- _Exercise prompt_: Scanning the listing below, tally every line where the string "contractor" shows up, then state the count alone.

(Source records begins)

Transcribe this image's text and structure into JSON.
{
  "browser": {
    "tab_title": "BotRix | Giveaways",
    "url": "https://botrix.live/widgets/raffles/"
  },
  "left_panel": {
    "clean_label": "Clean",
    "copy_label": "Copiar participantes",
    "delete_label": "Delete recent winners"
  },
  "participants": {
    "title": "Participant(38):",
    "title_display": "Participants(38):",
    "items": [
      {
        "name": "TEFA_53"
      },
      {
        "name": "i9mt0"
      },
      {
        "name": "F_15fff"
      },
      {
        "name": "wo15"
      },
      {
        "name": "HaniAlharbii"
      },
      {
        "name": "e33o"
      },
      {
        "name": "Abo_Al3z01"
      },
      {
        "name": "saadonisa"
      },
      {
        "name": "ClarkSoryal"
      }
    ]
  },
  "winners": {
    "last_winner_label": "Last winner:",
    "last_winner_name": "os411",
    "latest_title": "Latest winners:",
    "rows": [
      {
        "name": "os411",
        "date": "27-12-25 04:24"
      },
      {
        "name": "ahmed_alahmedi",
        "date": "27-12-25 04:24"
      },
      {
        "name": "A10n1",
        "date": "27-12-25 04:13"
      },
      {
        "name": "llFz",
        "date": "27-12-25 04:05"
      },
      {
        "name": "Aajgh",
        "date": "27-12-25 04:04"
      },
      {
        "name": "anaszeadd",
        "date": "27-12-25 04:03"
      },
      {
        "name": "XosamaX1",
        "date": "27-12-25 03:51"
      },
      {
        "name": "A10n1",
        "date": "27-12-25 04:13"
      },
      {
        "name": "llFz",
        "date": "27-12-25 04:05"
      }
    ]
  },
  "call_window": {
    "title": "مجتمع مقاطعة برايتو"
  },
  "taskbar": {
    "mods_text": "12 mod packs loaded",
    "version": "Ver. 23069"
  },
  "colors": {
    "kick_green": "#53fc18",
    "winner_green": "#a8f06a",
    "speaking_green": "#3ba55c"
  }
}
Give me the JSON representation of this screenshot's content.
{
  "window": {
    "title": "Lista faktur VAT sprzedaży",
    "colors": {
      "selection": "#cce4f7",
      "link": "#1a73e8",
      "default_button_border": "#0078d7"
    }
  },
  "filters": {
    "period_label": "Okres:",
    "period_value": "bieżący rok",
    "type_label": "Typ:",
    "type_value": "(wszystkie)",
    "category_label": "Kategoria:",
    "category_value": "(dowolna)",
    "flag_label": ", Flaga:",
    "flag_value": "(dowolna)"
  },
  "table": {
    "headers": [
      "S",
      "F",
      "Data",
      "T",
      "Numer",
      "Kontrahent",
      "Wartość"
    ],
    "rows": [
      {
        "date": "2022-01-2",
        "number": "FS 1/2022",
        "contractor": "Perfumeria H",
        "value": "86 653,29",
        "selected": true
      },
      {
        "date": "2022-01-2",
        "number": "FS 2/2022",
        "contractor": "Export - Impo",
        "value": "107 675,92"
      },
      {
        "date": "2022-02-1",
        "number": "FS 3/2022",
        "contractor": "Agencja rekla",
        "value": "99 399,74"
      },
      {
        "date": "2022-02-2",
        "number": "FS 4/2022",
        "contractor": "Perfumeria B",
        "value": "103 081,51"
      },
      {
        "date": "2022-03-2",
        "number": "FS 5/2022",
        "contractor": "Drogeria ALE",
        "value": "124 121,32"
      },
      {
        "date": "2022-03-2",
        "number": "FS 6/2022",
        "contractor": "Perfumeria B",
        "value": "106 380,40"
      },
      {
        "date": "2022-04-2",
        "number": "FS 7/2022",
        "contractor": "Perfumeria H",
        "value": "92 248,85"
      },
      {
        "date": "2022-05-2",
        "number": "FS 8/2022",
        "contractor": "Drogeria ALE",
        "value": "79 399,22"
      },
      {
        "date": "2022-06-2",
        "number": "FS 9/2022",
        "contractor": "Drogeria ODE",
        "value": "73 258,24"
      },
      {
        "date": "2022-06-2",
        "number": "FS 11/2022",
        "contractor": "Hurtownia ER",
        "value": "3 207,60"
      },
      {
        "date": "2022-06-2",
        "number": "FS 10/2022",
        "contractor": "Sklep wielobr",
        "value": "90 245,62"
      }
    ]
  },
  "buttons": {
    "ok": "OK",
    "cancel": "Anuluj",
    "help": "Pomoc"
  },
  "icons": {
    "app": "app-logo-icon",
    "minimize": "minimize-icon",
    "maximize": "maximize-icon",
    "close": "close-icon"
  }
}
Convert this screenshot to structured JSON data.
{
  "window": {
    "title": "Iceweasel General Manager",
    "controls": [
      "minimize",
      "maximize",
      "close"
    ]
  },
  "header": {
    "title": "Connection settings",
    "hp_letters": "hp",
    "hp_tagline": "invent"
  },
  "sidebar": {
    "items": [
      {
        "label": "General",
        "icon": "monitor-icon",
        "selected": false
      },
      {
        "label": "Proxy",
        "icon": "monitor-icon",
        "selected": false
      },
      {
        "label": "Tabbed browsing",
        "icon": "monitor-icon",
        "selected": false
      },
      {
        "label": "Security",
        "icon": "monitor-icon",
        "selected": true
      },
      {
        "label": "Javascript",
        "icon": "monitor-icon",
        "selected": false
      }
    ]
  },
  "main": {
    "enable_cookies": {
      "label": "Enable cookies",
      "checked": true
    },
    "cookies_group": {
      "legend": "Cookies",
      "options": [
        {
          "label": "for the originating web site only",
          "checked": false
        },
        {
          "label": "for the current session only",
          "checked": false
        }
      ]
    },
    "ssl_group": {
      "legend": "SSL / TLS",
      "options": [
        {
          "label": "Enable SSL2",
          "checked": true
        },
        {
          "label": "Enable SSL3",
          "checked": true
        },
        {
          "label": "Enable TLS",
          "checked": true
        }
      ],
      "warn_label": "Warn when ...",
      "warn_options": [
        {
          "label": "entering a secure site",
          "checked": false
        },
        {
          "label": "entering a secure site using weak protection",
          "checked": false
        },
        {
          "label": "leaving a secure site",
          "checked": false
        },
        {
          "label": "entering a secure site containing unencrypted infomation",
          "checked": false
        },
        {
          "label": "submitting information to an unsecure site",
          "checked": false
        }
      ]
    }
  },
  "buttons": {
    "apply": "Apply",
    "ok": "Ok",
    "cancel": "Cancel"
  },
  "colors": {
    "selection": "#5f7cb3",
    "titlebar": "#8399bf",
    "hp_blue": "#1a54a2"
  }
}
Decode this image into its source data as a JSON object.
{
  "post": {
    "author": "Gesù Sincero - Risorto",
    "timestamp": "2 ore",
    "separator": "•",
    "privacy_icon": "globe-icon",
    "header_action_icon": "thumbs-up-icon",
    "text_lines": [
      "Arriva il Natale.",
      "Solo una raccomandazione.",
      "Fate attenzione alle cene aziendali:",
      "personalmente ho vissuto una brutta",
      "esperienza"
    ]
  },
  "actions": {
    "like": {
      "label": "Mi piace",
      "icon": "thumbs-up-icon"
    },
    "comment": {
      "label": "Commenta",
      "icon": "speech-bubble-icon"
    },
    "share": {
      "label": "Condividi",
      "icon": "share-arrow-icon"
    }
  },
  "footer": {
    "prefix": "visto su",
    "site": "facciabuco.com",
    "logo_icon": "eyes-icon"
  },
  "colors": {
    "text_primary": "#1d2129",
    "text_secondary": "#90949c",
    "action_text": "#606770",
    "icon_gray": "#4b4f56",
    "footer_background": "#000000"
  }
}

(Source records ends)

- _Answer to the exercise_: 11